Carter’s “born-again” experience helped to mainstream religious talk back into American public discourse, and Evangelicals, especially in the South, helped to elect him in 1976. But his administration’s liberal policies on social issues enraged many of them, and in a sense, the creation of the Religious Right and its identification with the Republican party can be credited to Carter. Evangelicals overwhelmingly shifted course and supported Ronald Reagan.
Undoubtedly, Carter feels betrayed by Evangelicals who deserted him politically and by traditional Baptists who asserted control over his own Southern Baptist Convention. He lumps these personal foes together as “fundamentalists” and ascribes to them almost all the political developments of the last 25 years of which he disapproves, especially his own political defeats and marginalization.
Carter’s Christian faith is no doubt deep and sincere, if not always rooted in sound theology. And while he throws a lot of stones at Christians of whom he disapproves for being “narrow,” he has his own fairly strict test of What Jesus Would Do. Not surprisingly, Carter’s Jesus has firm views on Global Warming, opposes all capital punishment, and has great confidence in the United Nations.
In theology, as in politics, Carter is more closely aligned with liberal mainline Protestantism than with mainstream Evangelical thought.

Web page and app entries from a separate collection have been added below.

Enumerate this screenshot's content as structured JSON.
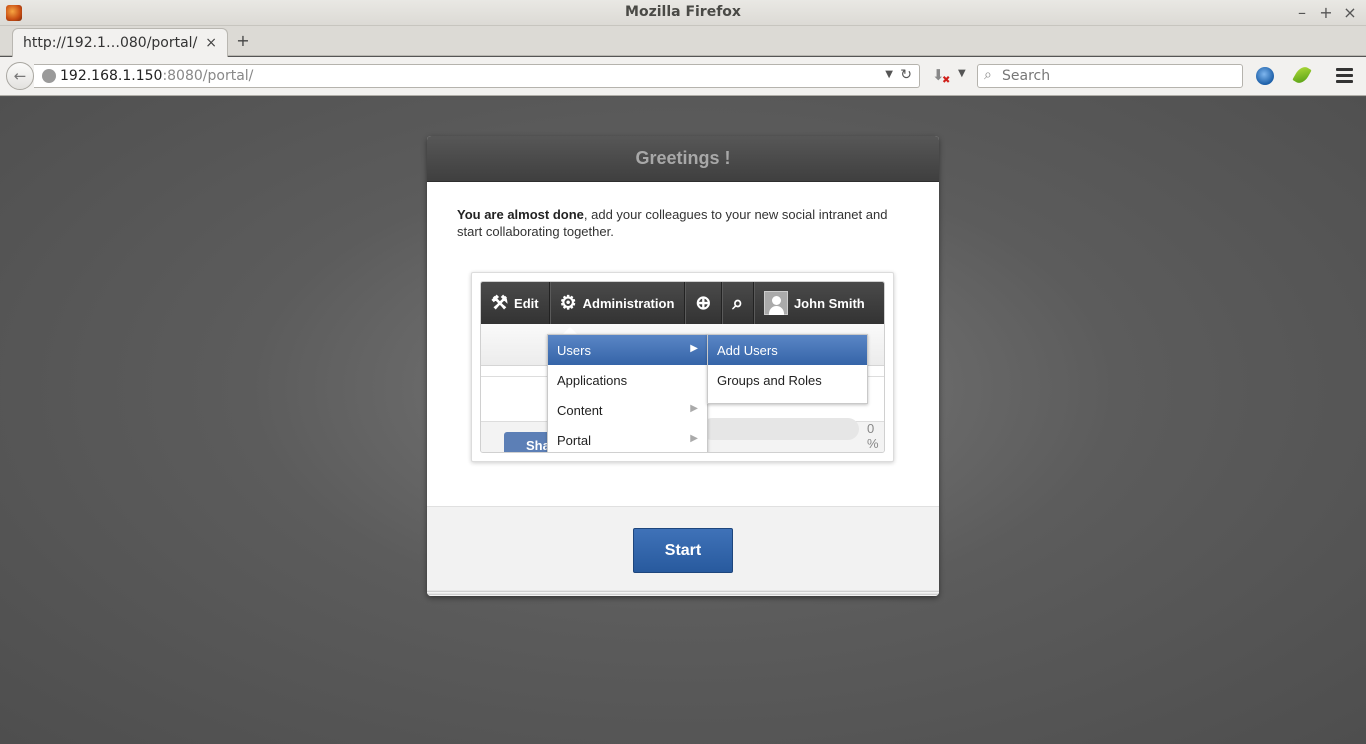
{
  "window": {
    "title": "Mozilla Firefox",
    "controls": {
      "minimize": "–",
      "maximize": "+",
      "close": "×"
    }
  },
  "tabs": [
    {
      "title": "http://192.1…080/portal/",
      "close": "×",
      "active": true
    }
  ],
  "new_tab": "+",
  "navbar": {
    "url_host": "192.168.1.150",
    "url_rest": ":8080/portal/",
    "search_placeholder": "Search"
  },
  "dialog": {
    "title": "Greetings !",
    "intro_bold": "You are almost done",
    "intro_rest": ", add your colleagues to your new social intranet and start collaborating together.",
    "preview": {
      "toolbar": [
        "Edit",
        "Administration",
        "John Smith"
      ],
      "menu": [
        {
          "label": "Users",
          "selected": true,
          "has_submenu": true
        },
        {
          "label": "Applications",
          "selected": false,
          "has_submenu": false
        },
        {
          "label": "Content",
          "selected": false,
          "has_submenu": true
        },
        {
          "label": "Portal",
          "selected": false,
          "has_submenu": true
        }
      ],
      "submenu": [
        {
          "label": "Add Users",
          "selected": true
        },
        {
          "label": "Groups and Roles",
          "selected": false
        }
      ],
      "share_button": "Share",
      "progress_percent": "0 %"
    },
    "start_button": "Start"
  },
  "colors": {
    "accent": "#3564a8",
    "button": "#2f62a8",
    "header": "#4a4a4a",
    "background": "#555555"
  },
  "icons": {
    "app": "firefox-icon",
    "back": "back-arrow-icon",
    "globe": "globe-icon",
    "reload": "reload-icon",
    "download": "download-icon",
    "search": "search-icon",
    "menu": "hamburger-menu-icon"
  }
}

Perhaps Evangelicals turned against him because they felt betrayed by him politically in the same way that they, or at least many of them, had been theologically betrayed by their own denominations.
Mark Tooley directs the United Methodist committee of the Institute on Religion and Democracy (www.ird-renew.org) in Washington, D.C.